Gov. Gretchen Whitmer on Friday rolled out a major new initiative to provide 4 million free protective face masks to Michigan residents.
The “MI Mask Aid” effort — a partnership between the state, Ford Motor Company and the Federal Emergency Management Agency (FEMA) — will primarily target Michigan’s most vulnerable populations, including low-income residents, seniors, schools and homeless shelters.
“This partnership is going to save lives. Wearing a mask has been proven to reduce the chance of spreading COVID-19 by about 70%, according to one estimate,” Whitmer said during her Friday update on the state’s COVID-19 response.
“This is a moment where our country needs us and we’re stepping up,” said Ford Motor Company President and CEO Jim Hackett.
The initiative is a product of the Michigan Coronavirus Task Force on Racial Disparities, chaired by Lt. Gov. Garlin Gilchrist III, which Whitmer created by executive order in April.
“As of yesterday, we’ve lost 6,289 lives to COVID-19,” Gilchrist said. “2,457 of those are Black Michiganders. And these are people — these are not statistics and numbers.”
Michigan Department of Health and Human Services (DHHS) Director Robert Gordon noted that 1.4 million free masks have already been distributed statewide, and the state’s new distribution effort will help even more vulnerable populations receive the protection they need from COVID-19.
“Even if the mask doesn’t block all droplets from getting to you, it can block some of them, and that can make the difference between getting COVID asymptomatically and getting COVID and ending up in the ICU [Intensive Care Unit],” Gordon said.
Michiganders can call the COVID-19 hotline at 888-535-6136 to see where they can find a mask distribution center near them.
State outbreak reaches ‘plateau’
Five months into Michigan’s COVID-19 outbreak, Whitmer says the state is doing “much better” than other states that are still struggling to contain new growth of the virus.
“MLive reported yesterday that despite being one of the hardest hit states early on, our state currently ranks 40th in the seven-day average of new coronavirus cases per capita,” Whitmer said. “…Our average infection rate for the last month was half that of Ohio and Indiana and Wisconsin.”
Whitmer and DHHS Chief Medical Executive Dr. Joneigh Khaldun both noted that although there was another rise in cases recently, Michigan appears to have reached a leveling-off period.
“After a rise in COVID cases in July and early August, our case numbers have begun to plateau,” Whitmer said. “…We appear to have stopped the incline, but we’re now plateaued and we want to see that become a decline.”
Khaldun said she is “cautiously optimistic” that Michigan is trending in the right direction, although the spread of COVID-19 continues to vary region by region.
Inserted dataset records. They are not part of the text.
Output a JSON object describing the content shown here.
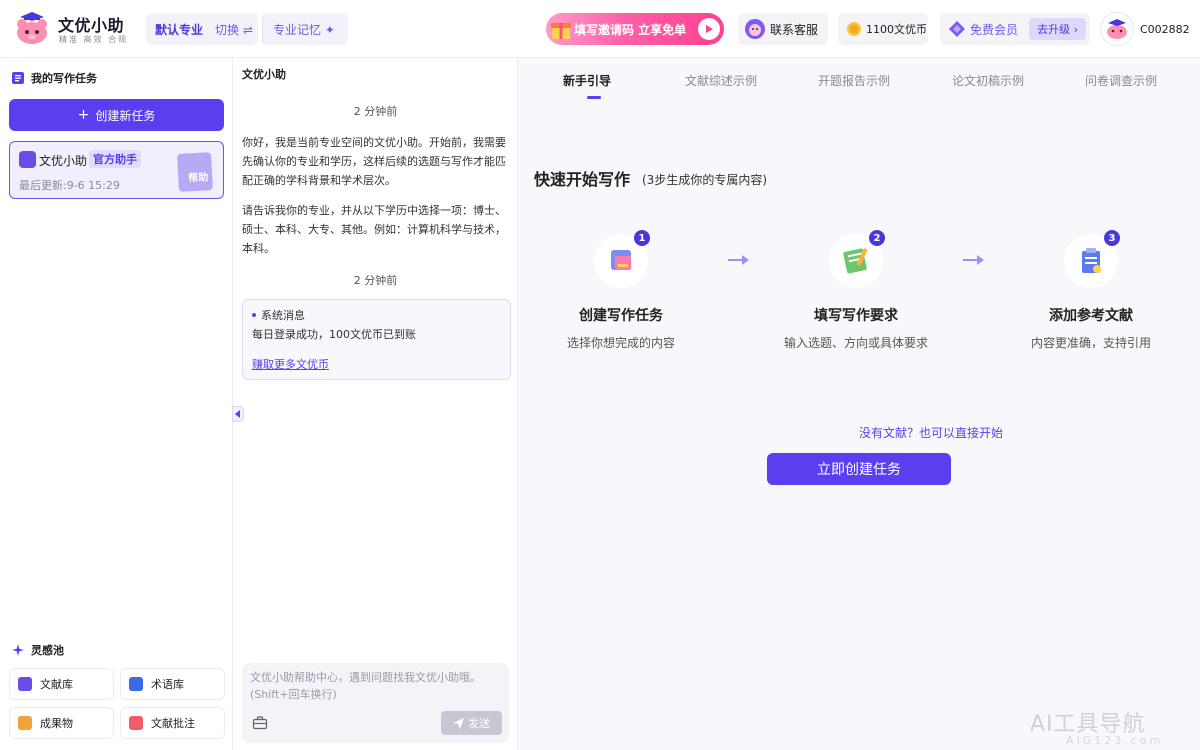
{
  "header": {
    "brand_name": "文优小助",
    "brand_slogan": "精准 高效 合规",
    "default_major": "默认专业",
    "switch_label": "切换 ⇌",
    "major_memory": "专业记忆 ✦",
    "promo_text": "填写邀请码 立享免单",
    "service_label": "联系客服",
    "coins_label": "1100文优币",
    "vip_label": "免费会员",
    "upgrade_label": "去升级 ›",
    "username": "C002882"
  },
  "sidebar": {
    "tasks_title": "我的写作任务",
    "create_task": "创建新任务",
    "task_card": {
      "name": "文优小助",
      "badge": "官方助手",
      "updated": "最后更新:9-6 15:29",
      "doc_label": "帮助"
    },
    "inspiration_title": "灵感池",
    "tools": [
      {
        "label": "文献库",
        "color": "#6a4de8"
      },
      {
        "label": "术语库",
        "color": "#3c6be8"
      },
      {
        "label": "成果物",
        "color": "#f2a23a"
      },
      {
        "label": "文献批注",
        "color": "#ef5c6b"
      }
    ]
  },
  "chat": {
    "title": "文优小助",
    "time1": "2 分钟前",
    "msg1": "你好，我是当前专业空间的文优小助。开始前，我需要先确认你的专业和学历，这样后续的选题与写作才能匹配正确的学科背景和学术层次。",
    "msg2": "请告诉我你的专业，并从以下学历中选择一项：博士、硕士、本科、大专、其他。例如：计算机科学与技术，本科。",
    "time2": "2 分钟前",
    "sys_title": "系统消息",
    "sys_body": "每日登录成功，100文优币已到账",
    "sys_link": "赚取更多文优币",
    "input_placeholder": "文优小助帮助中心，遇到问题找我文优小助哦。\n(Shift+回车换行)",
    "send_label": "发送"
  },
  "main": {
    "tabs": [
      "新手引导",
      "文献综述示例",
      "开题报告示例",
      "论文初稿示例",
      "问卷调查示例"
    ],
    "active_tab": "新手引导",
    "quick_title": "快速开始写作",
    "quick_sub": "(3步生成你的专属内容)",
    "steps": [
      {
        "num": "1",
        "title": "创建写作任务",
        "desc": "选择你想完成的内容"
      },
      {
        "num": "2",
        "title": "填写写作要求",
        "desc": "输入选题、方向或具体要求"
      },
      {
        "num": "3",
        "title": "添加参考文献",
        "desc": "内容更准确，支持引用"
      }
    ],
    "no_literature": "没有文献？也可以直接开始",
    "start_button": "立即创建任务"
  },
  "watermark": {
    "main": "AI工具导航",
    "sub": "AIG123.com"
  },
  "colors": {
    "accent": "#5b3ef0",
    "promo": "#ff5fa8"
  }
}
She also pointed out that the state recorded the highest number of COVID-19 tests yet, with over 38,000 tests in a single day.
Overall, about 3.2% of those tests have yielded positive results.
Khaldun warned that it is also very important to continue viewing daily cases as part of an overall trend, rather than making conclusions based on one day of unusually high or low new case numbers.
“What we also know that even if the trend is stabilizing, it only takes a few people to create an outbreak and have the disease spread rapidly in a community,” Khaldun said.